**YOUR TASK:**
Pull out all lines from the listing below in which the word "subtitle" appears.
____ INFORMATION SHOWN
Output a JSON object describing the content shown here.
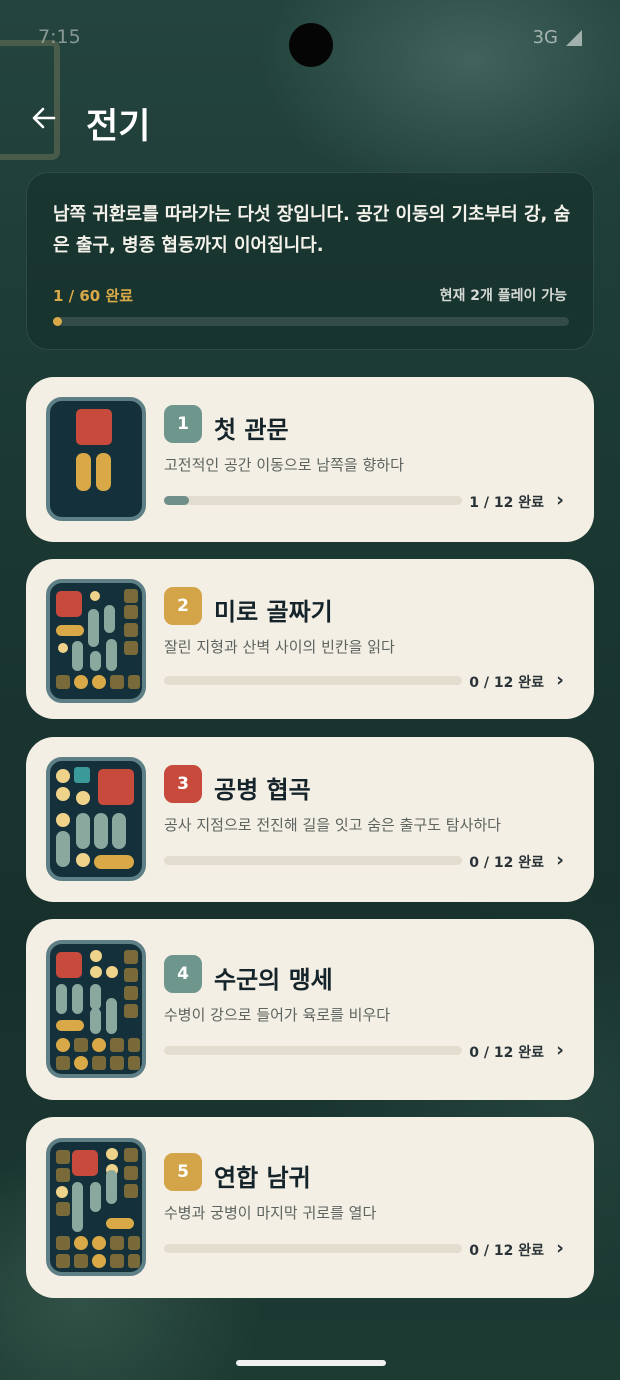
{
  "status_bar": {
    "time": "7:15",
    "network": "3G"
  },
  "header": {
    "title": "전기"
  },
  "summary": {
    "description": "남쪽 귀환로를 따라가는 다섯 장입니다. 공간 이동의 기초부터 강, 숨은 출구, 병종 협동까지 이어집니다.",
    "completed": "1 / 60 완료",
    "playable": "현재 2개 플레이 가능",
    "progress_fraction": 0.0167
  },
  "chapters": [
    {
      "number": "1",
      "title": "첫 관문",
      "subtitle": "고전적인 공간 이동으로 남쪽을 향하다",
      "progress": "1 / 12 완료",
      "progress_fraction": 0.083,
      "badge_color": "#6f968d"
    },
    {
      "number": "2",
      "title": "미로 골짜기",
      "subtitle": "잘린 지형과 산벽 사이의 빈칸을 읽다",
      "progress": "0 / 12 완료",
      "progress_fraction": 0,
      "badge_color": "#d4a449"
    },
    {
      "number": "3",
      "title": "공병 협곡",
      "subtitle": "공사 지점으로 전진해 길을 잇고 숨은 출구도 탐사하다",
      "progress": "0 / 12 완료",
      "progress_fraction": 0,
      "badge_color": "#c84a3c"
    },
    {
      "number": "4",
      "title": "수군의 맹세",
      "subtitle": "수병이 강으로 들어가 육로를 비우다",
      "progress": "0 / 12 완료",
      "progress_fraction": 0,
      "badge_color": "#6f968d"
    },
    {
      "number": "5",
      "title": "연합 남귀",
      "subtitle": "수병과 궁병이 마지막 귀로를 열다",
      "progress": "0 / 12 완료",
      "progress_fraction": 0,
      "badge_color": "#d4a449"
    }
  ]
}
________
**RESPONSE AREA:**
      "subtitle": "고전적인 공간 이동으로 남쪽을 향하다",
      "subtitle": "잘린 지형과 산벽 사이의 빈칸을 읽다",
      "subtitle": "공사 지점으로 전진해 길을 잇고 숨은 출구도 탐사하다",
      "subtitle": "수병이 강으로 들어가 육로를 비우다",
      "subtitle": "수병과 궁병이 마지막 귀로를 열다",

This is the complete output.